Okay, here's what I put together last night. I tried to start out as basic as possible so anyone with no knowledge of electrical circuits can get the information we need. With the help of your suggestions, I'll fine tune this later. If you're comfortable using the voltmeter, you can skip to Part 2.
Part 1 Measuring Voltage
Photo 1 shows the inexpensive digital meter from Harbor Freight Tools. Home Depot has an identical one in yellow. These can also be found at Walmart and any hardware store.
Meters in this price range commonly have three jacks for the probes. Photo 2 shows them in more detail. The black, negative probe goes in the bottom jack. That one is used for all of the functions and ranges. The top jack is used for the red, positive probe for only the highest current range. This meter can measure up to 10 amps DC. ("DC" stands for "direct current" which is used in cars and trucks, and can be stored in a battery). This meter can not measure AC current which is found in house wiring. The middle jack is used for every other function and range except the 10-amp range. The probes are plugged in to the two jacks used most often in the third photo.
Finally, in the fourth photo, we're measuring this battery's voltage. It takes four hands to hold two probes and run a camera. I only have two, so here I'm using a pair of clamps to hold the probes on the battery's posts. In the fifth photo, it's the same battery and meter, but it's a different negative probe. The probe was broken, and replaced with an "alligator clip". Now only three hands are needed.
The meter is set to the "20 Volt DC" range. That means it can measure any voltage between 0.00 and 20.0 volts. Actually it can only read to 19.99 volts.
There's two common mistakes that will not damage the meter. The first is switching the probes on the battery's positive and negative posts. The display will include a minus sign indicating a negative voltage.

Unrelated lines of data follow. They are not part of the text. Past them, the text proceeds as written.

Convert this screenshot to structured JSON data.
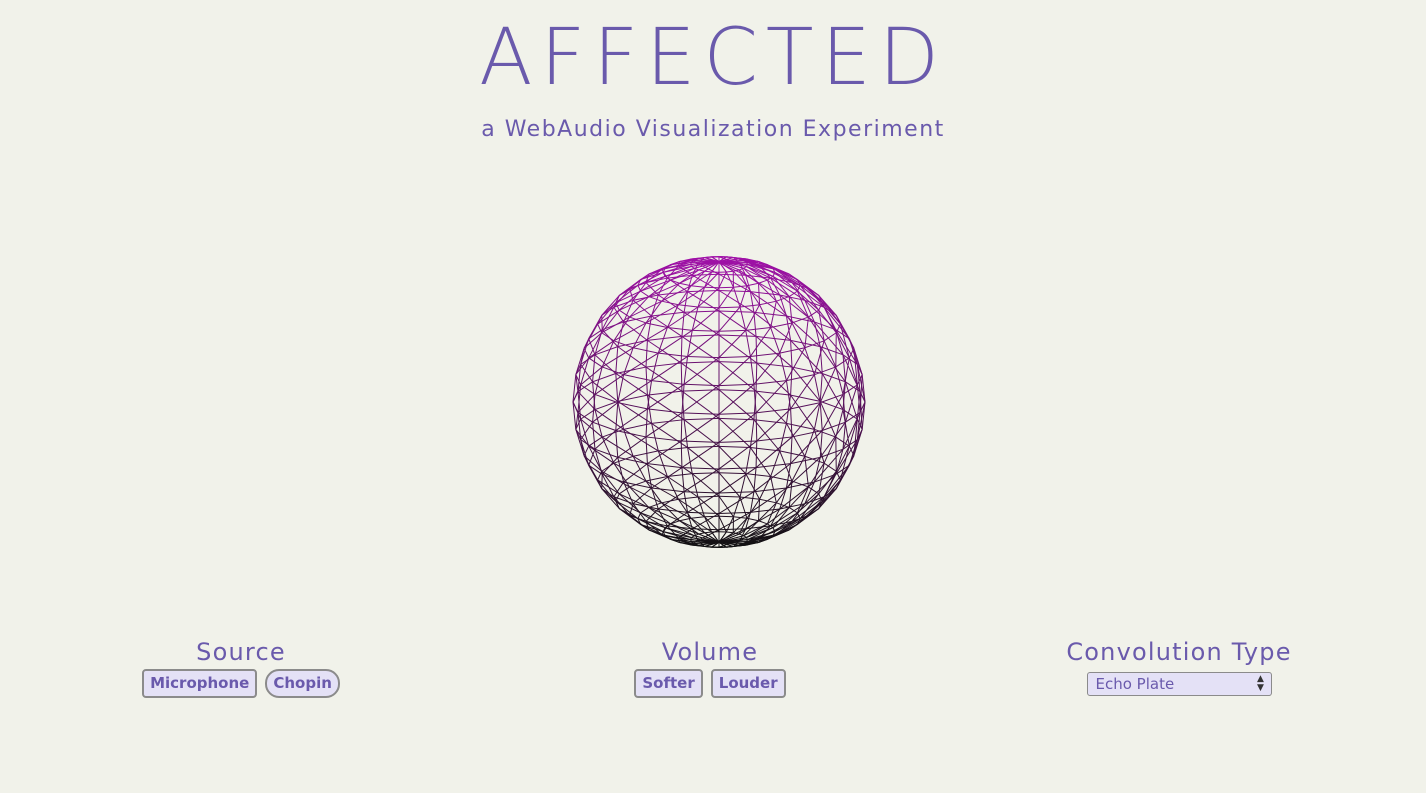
{
  "header": {
    "title": "AFFECTED",
    "subtitle": "a WebAudio Visualization Experiment"
  },
  "controls": {
    "source": {
      "label": "Source",
      "buttons": [
        "Microphone",
        "Chopin"
      ]
    },
    "volume": {
      "label": "Volume",
      "buttons": [
        "Softer",
        "Louder"
      ]
    },
    "convolution": {
      "label": "Convolution Type",
      "selected": "Echo Plate"
    }
  },
  "colors": {
    "background": "#f1f2ea",
    "accent": "#6a5aac",
    "sphere_top": "#a010a8",
    "sphere_bottom": "#111111"
  }
}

Switch the probes to solve that, however, we're usually just interested in the value, not the polarity, so the minus sign can be ignored. The second mistake is using the wrong scale. In the sixth photo, the meter is set to the "2000 millivolts" range, meaning the 2 volt range. It can only measure up to 1.999 volts, but with an extra decimal place of accuracy. The battery has a much higher voltage than can be measured on this scale, so it's showing a "1". Every digital meter has some means of indicating an "over range" condition. This one uses a "1". Simply rotate the range switch to the next higher range.
Now to add some confusion to this story, there's two ways to take voltage readings. By far the most common is to take a series of readings AT points in the circuit. Voltage is electrical pressure, and it is always taken in relation to some other point. Most of the time that is "ground", and for cars, that includes the battery's negative post and cable, the frame, body sheet metal, and engine that it's connected to. To say that a different way, the black, negative probe can be touched to the battery's negative post or cable, the engine, or any paint and rust-free point on the body.
Everything electrical can be compared to water in a pipe. A pressure gauge can be installed at any point in the pipe and its reading will be in relation to atmospheric pressure. Atmospheric pressure is common to any point you want to measure water pressure, just like ground is the common point for any place you want to measure the voltage. With water pressure or with electrical pressure, (voltage), we keep taking readings along the circuit until something changes. A loss of water pressure, or a loss or drop in a voltage reading indicates we just passed the defect.
The other way voltage is measured is between two points. The negative probe is not on ground.
Suppose there is a partial blockage in the water pipe. There would be full pressure before that blockage, and reduced pressure after it, but only when water is trying to flow through it. We could measure the pressure before the blockage, in relation to atmospheric pressure, then take a second reading after the blockage, also in relation to atmospheric pressure. Subtract one reading from the other to find the amount of pressure loss across the blockage. There's three places to introduce an error.
A simpler way is to take one reading, but instead of in relation to atmospheric pressure, the gauge would be between the points before and after the blockage. One direct reading would show the amount of pressure drop.
The same thing works in electrical circuits. Excessive resistance could develop, such as corrosion between a pair of mating connector terminals. Normal practice is to measure the voltage before that connector, in relation to ground, then again after the connector, again, in relation to ground. Then we'd have to calculate the difference. The direct way is to place one meter probe on each side of that connector, then take just the one reading. Besides avoiding two sources of error, the meter can usually be set to the 2.00 volt scale for more accuracy. This will be especially helpful in high-current circuits such as for starter motors. The resistance that can develop in a connection can be way too small to measure, but the "voltage drop" across it is the result of that resistance, and that can be measured. This is a story for another time.
Images (Click to make bigger)
Friday, May 19th, 2023 AT 11:45 AM